‘The attention and pressure of UNHRC and other relevant UN agencies should be applied more on Thailand’s government, to end all exceptional measures which have suspended guarantees of human rights and to stop any intimidation and harassment of HRDs, in order to get Thailand back on track, respect its international human rights obligations and restore democracy’
June is not the only THLR staff member who has been harassed and unfairly persecuted. Duangthip Karnrit and Neeranuch Niemsub, TLHR’s documentation officers, were charged with violation of the ban on political gathering while monitoring the 31 July 2016 Talk of Freedom, even if they were not involved with the organizing team. In July 2016 Noppon Archamas, a TLHR Chiang Mai-based data collection officer, was put under surveillance, harassed and arbitrarily interrogated for allegedly distributing documents presenting arguments against the Draft Constitution. On 5 March 2015, Anon Nampa, a TLHR volunteer lawyer, was summoned for allegedly “importing into a computer false information which may damage national security” for posting Facebook messages that criticized the role of the military in the administration of justice under martial law. On 14 February 2015, Mr. Anon was arrested for violating the political public gathering ban, after he tried to organize, together with other activists, an event at the Bangkok Cultural and Art Center to mark the one-year anniversary of the annulled Thai general election on 2 February 2014.

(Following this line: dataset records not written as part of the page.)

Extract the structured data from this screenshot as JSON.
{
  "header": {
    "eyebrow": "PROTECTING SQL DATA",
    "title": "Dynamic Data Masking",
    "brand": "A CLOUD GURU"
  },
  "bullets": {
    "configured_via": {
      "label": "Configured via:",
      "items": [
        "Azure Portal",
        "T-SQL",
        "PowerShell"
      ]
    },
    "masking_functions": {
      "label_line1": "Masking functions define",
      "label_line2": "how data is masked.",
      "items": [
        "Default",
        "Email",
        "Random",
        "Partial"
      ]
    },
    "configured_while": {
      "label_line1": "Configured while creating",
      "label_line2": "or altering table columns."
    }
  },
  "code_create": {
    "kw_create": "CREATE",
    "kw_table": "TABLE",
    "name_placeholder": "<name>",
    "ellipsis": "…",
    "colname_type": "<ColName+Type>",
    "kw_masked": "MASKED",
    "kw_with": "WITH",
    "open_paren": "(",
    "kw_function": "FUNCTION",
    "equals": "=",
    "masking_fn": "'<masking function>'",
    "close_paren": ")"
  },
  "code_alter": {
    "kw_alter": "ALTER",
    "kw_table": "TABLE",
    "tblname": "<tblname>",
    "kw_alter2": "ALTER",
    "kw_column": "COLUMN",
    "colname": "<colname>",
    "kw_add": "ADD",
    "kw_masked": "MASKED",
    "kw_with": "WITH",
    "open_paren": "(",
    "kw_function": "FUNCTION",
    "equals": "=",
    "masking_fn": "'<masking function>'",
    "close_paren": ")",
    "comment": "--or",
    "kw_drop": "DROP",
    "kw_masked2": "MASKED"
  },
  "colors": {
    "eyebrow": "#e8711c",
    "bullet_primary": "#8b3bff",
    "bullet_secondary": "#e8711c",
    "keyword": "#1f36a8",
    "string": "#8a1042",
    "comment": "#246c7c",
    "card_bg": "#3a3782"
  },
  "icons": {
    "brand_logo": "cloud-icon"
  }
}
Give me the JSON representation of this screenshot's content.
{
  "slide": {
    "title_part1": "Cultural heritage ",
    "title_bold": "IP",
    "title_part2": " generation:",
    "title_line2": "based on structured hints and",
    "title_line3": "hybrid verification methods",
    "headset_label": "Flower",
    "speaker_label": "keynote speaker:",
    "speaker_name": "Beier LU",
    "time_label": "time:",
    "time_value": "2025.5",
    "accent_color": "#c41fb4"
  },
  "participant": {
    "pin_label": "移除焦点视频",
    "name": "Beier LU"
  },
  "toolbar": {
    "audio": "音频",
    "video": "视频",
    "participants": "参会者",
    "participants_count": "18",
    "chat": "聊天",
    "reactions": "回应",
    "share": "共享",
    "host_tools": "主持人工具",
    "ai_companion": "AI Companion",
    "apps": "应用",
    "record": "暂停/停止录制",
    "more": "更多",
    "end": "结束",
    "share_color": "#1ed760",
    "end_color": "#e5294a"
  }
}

Criminalisation of TLHR staff members for their role in representing activists, supporting rule of law in Thailand or monitoring human rights activities is not an isolated event, but resonates the climate and environment under which human rights defenders and lawyers have been struggled in the country.
Human rights defenders throughout Thailand continue to face threats, harassments, prosecution, and their legitimate work is systematically suppressed. Abuses against them do not appear to have been effectively and impartially investigated.
“It is a greater challenge for the human rights community to protect and expand safe space for human rights defenders to be able to work and help individuals and communities whose rights have been affected and violated” concluded June.
 Police decided to file the case against the NDM’s attorney with the public prosecutor for preventing car search, the indictment decision by the prosecutor to be announced later pending the request from the attorney to have more witnesses examined, Thai Lawyers for Human Rights. https://tlhr2014.wordpress.com/2016/05/13/police-file-case-sirikan-ndm-lawyer/  Lawyer Sirikan reports to police for sedition and political gathering charges, Thai Lawyers for Human Rights. http://www.tlhr2014.com/th/?p=2577  Police press charges against seminar observers for first time, Prachatai English. http://prachatai.org/english/node/6523  TLHR staff facing late night harassment by Chiang Mai police, claiming to find people spreading information against the Draft Constitution, Thai Lawyers for Human Rights. http://www.tlhr2014.com/th/?p=1092  Thailand: Judicial harassment against Mr. Anon Nampa, FIDH. https://www.fidh.org/en/region/asia/thailand/thailand-judicial-harassment-against-mr-anon-nampa